··· The records ···
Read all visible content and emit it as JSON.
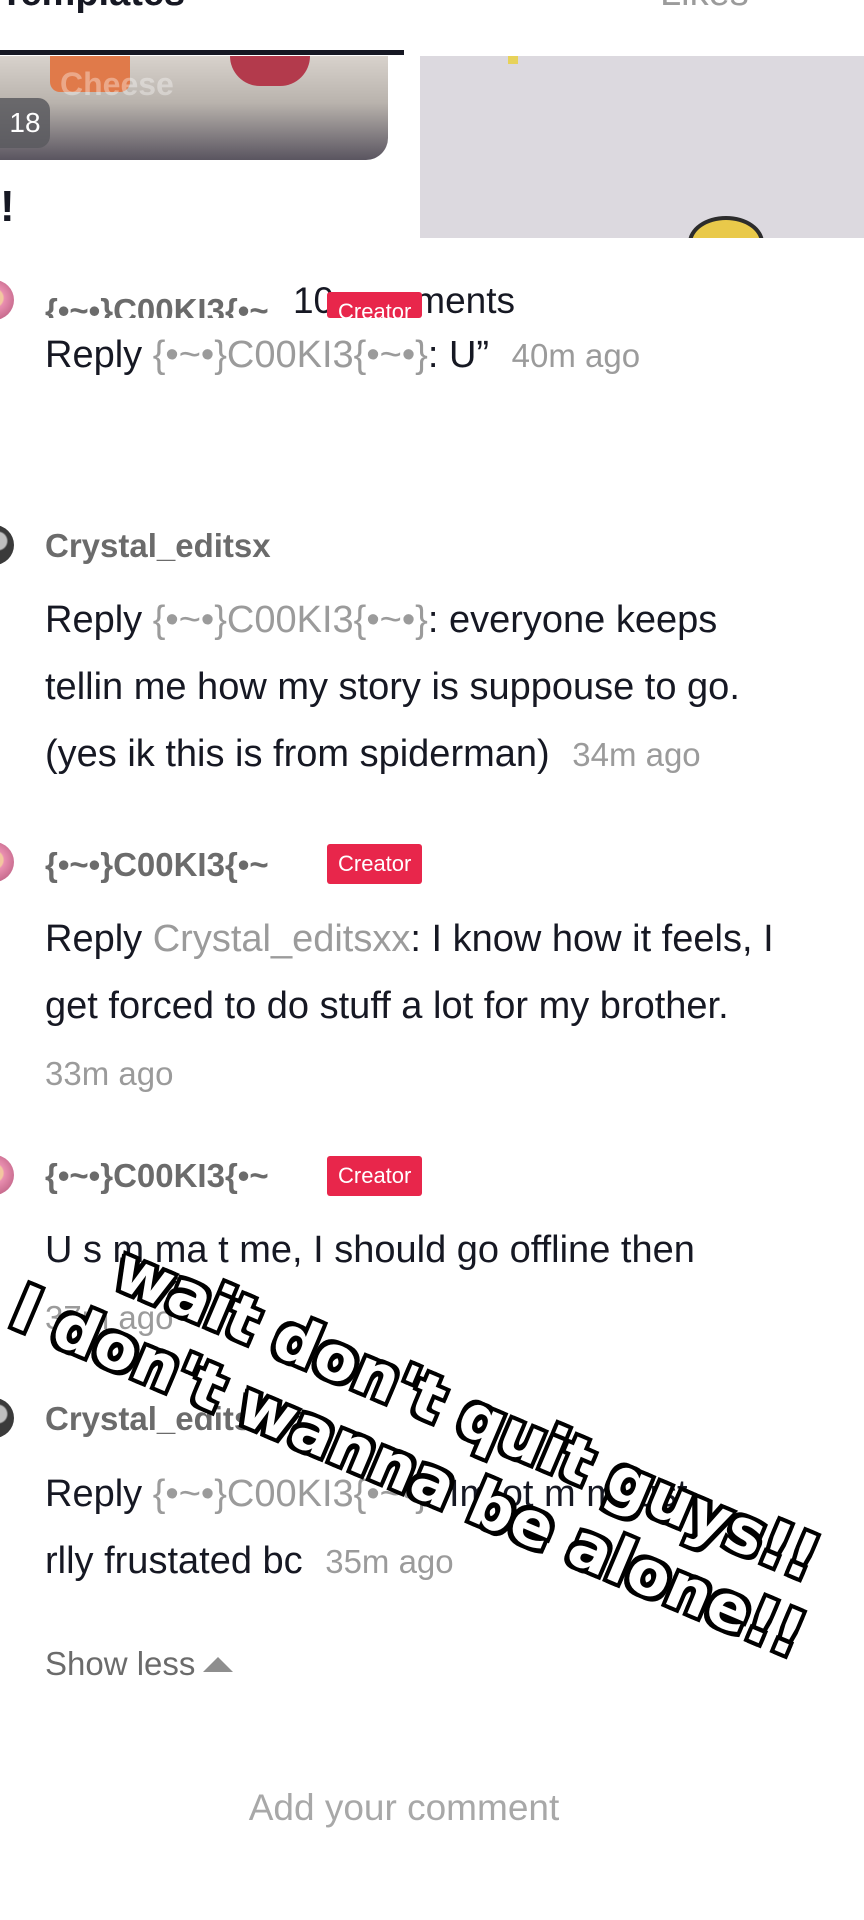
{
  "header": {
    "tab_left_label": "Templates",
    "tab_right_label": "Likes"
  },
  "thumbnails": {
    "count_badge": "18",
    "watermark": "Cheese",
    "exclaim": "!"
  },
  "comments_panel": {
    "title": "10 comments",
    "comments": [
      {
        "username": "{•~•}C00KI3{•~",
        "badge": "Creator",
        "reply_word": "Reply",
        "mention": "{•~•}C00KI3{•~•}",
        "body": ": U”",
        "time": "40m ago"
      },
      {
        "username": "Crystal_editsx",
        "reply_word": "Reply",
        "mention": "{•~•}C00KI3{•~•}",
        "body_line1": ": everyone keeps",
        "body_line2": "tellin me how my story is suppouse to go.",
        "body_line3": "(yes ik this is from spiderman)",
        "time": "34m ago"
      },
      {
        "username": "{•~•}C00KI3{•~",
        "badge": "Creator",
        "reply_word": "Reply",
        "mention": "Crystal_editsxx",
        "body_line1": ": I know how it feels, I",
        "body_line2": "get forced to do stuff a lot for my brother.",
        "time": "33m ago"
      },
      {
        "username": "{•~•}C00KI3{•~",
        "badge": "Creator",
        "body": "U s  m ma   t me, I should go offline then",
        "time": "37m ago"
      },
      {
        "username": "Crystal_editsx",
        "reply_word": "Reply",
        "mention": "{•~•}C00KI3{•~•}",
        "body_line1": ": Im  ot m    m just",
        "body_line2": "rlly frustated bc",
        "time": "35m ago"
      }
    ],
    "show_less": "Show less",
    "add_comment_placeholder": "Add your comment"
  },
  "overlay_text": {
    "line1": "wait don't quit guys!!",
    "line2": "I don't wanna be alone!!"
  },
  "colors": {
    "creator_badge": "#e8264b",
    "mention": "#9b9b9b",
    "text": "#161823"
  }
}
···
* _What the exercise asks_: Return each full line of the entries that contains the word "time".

* _Solved exercise_:
        "time": "40m ago"
        "time": "34m ago"
        "time": "33m ago"
        "time": "37m ago"
        "time": "35m ago"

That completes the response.